• **PROBLEM TO WORK ON**
Print out the data below. Do not alter a single line.

(Entries from a dataset of interfaces)
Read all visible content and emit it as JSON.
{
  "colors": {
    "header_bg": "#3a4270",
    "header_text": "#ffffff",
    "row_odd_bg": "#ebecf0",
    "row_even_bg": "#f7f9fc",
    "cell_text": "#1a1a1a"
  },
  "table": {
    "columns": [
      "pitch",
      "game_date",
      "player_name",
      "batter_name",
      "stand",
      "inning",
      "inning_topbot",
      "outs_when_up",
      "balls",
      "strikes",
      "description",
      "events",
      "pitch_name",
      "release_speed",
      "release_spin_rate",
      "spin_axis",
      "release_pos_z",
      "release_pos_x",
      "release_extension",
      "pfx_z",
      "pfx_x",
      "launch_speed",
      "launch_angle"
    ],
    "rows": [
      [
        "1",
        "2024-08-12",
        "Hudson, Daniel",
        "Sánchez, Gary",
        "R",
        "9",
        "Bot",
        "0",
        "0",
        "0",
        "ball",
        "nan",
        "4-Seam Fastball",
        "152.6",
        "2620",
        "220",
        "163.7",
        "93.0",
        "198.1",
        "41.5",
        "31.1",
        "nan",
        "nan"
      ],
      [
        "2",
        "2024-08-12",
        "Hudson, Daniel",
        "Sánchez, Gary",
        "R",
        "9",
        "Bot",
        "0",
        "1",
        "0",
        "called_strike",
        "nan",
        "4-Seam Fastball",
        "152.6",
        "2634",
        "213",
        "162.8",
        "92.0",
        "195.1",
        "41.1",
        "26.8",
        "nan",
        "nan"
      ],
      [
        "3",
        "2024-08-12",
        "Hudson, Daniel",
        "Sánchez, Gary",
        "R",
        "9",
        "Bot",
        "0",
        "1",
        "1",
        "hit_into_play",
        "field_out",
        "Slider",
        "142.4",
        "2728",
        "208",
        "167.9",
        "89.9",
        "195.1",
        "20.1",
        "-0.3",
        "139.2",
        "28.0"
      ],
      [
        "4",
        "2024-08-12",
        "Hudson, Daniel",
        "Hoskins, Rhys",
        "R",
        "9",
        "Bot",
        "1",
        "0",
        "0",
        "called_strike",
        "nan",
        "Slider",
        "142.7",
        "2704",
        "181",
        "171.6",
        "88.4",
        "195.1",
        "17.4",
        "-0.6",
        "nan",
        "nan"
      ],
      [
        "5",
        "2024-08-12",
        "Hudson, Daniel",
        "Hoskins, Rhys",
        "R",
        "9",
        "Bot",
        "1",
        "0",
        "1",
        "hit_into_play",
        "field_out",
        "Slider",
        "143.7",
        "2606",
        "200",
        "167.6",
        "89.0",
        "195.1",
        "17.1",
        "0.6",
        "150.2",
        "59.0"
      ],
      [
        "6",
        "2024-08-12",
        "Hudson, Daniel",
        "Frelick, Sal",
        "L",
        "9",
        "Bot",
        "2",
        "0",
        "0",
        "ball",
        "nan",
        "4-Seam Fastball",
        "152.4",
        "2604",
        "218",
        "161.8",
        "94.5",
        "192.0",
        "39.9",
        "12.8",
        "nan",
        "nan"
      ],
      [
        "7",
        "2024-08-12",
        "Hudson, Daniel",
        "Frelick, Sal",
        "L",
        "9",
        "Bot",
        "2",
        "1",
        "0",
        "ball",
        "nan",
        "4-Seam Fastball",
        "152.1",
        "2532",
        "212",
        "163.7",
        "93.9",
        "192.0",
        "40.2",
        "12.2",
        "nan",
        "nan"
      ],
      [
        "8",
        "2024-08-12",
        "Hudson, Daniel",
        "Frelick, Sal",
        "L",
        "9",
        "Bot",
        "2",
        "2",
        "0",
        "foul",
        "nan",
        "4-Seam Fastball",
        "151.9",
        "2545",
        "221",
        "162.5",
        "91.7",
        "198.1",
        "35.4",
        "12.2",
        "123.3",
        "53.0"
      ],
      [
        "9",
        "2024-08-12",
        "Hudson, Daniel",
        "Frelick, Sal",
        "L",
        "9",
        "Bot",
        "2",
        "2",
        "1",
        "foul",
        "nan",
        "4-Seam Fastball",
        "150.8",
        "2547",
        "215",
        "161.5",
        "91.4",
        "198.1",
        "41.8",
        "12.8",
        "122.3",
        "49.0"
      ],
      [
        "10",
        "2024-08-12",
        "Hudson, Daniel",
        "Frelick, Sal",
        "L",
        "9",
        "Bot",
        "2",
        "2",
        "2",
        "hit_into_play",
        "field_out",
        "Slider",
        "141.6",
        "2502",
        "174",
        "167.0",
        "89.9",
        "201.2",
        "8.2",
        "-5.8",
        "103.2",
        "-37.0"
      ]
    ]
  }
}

• **SOLVED EXERCISE**
Read all visible content and emit it as JSON.
{
  "colors": {
    "header_bg": "#3a4270",
    "header_text": "#ffffff",
    "row_odd_bg": "#ebecf0",
    "row_even_bg": "#f7f9fc",
    "cell_text": "#1a1a1a"
  },
  "table": {
    "columns": [
      "pitch",
      "game_date",
      "player_name",
      "batter_name",
      "stand",
      "inning",
      "inning_topbot",
      "outs_when_up",
      "balls",
      "strikes",
      "description",
      "events",
      "pitch_name",
      "release_speed",
      "release_spin_rate",
      "spin_axis",
      "release_pos_z",
      "release_pos_x",
      "release_extension",
      "pfx_z",
      "pfx_x",
      "launch_speed",
      "launch_angle"
    ],
    "rows": [
      [
        "1",
        "2024-08-12",
        "Hudson, Daniel",
        "Sánchez, Gary",
        "R",
        "9",
        "Bot",
        "0",
        "0",
        "0",
        "ball",
        "nan",
        "4-Seam Fastball",
        "152.6",
        "2620",
        "220",
        "163.7",
        "93.0",
        "198.1",
        "41.5",
        "31.1",
        "nan",
        "nan"
      ],
      [
        "2",
        "2024-08-12",
        "Hudson, Daniel",
        "Sánchez, Gary",
        "R",
        "9",
        "Bot",
        "0",
        "1",
        "0",
        "called_strike",
        "nan",
        "4-Seam Fastball",
        "152.6",
        "2634",
        "213",
        "162.8",
        "92.0",
        "195.1",
        "41.1",
        "26.8",
        "nan",
        "nan"
      ],
      [
        "3",
        "2024-08-12",
        "Hudson, Daniel",
        "Sánchez, Gary",
        "R",
        "9",
        "Bot",
        "0",
        "1",
        "1",
        "hit_into_play",
        "field_out",
        "Slider",
        "142.4",
        "2728",
        "208",
        "167.9",
        "89.9",
        "195.1",
        "20.1",
        "-0.3",
        "139.2",
        "28.0"
      ],
      [
        "4",
        "2024-08-12",
        "Hudson, Daniel",
        "Hoskins, Rhys",
        "R",
        "9",
        "Bot",
        "1",
        "0",
        "0",
        "called_strike",
        "nan",
        "Slider",
        "142.7",
        "2704",
        "181",
        "171.6",
        "88.4",
        "195.1",
        "17.4",
        "-0.6",
        "nan",
        "nan"
      ],
      [
        "5",
        "2024-08-12",
        "Hudson, Daniel",
        "Hoskins, Rhys",
        "R",
        "9",
        "Bot",
        "1",
        "0",
        "1",
        "hit_into_play",
        "field_out",
        "Slider",
        "143.7",
        "2606",
        "200",
        "167.6",
        "89.0",
        "195.1",
        "17.1",
        "0.6",
        "150.2",
        "59.0"
      ],
      [
        "6",
        "2024-08-12",
        "Hudson, Daniel",
        "Frelick, Sal",
        "L",
        "9",
        "Bot",
        "2",
        "0",
        "0",
        "ball",
        "nan",
        "4-Seam Fastball",
        "152.4",
        "2604",
        "218",
        "161.8",
        "94.5",
        "192.0",
        "39.9",
        "12.8",
        "nan",
        "nan"
      ],
      [
        "7",
        "2024-08-12",
        "Hudson, Daniel",
        "Frelick, Sal",
        "L",
        "9",
        "Bot",
        "2",
        "1",
        "0",
        "ball",
        "nan",
        "4-Seam Fastball",
        "152.1",
        "2532",
        "212",
        "163.7",
        "93.9",
        "192.0",
        "40.2",
        "12.2",
        "nan",
        "nan"
      ],
      [
        "8",
        "2024-08-12",
        "Hudson, Daniel",
        "Frelick, Sal",
        "L",
        "9",
        "Bot",
        "2",
        "2",
        "0",
        "foul",
        "nan",
        "4-Seam Fastball",
        "151.9",
        "2545",
        "221",
        "162.5",
        "91.7",
        "198.1",
        "35.4",
        "12.2",
        "123.3",
        "53.0"
      ],
      [
        "9",
        "2024-08-12",
        "Hudson, Daniel",
        "Frelick, Sal",
        "L",
        "9",
        "Bot",
        "2",
        "2",
        "1",
        "foul",
        "nan",
        "4-Seam Fastball",
        "150.8",
        "2547",
        "215",
        "161.5",
        "91.4",
        "198.1",
        "41.8",
        "12.8",
        "122.3",
        "49.0"
      ],
      [
        "10",
        "2024-08-12",
        "Hudson, Daniel",
        "Frelick, Sal",
        "L",
        "9",
        "Bot",
        "2",
        "2",
        "2",
        "hit_into_play",
        "field_out",
        "Slider",
        "141.6",
        "2502",
        "174",
        "167.0",
        "89.9",
        "201.2",
        "8.2",
        "-5.8",
        "103.2",
        "-37.0"
      ]
    ]
  }
}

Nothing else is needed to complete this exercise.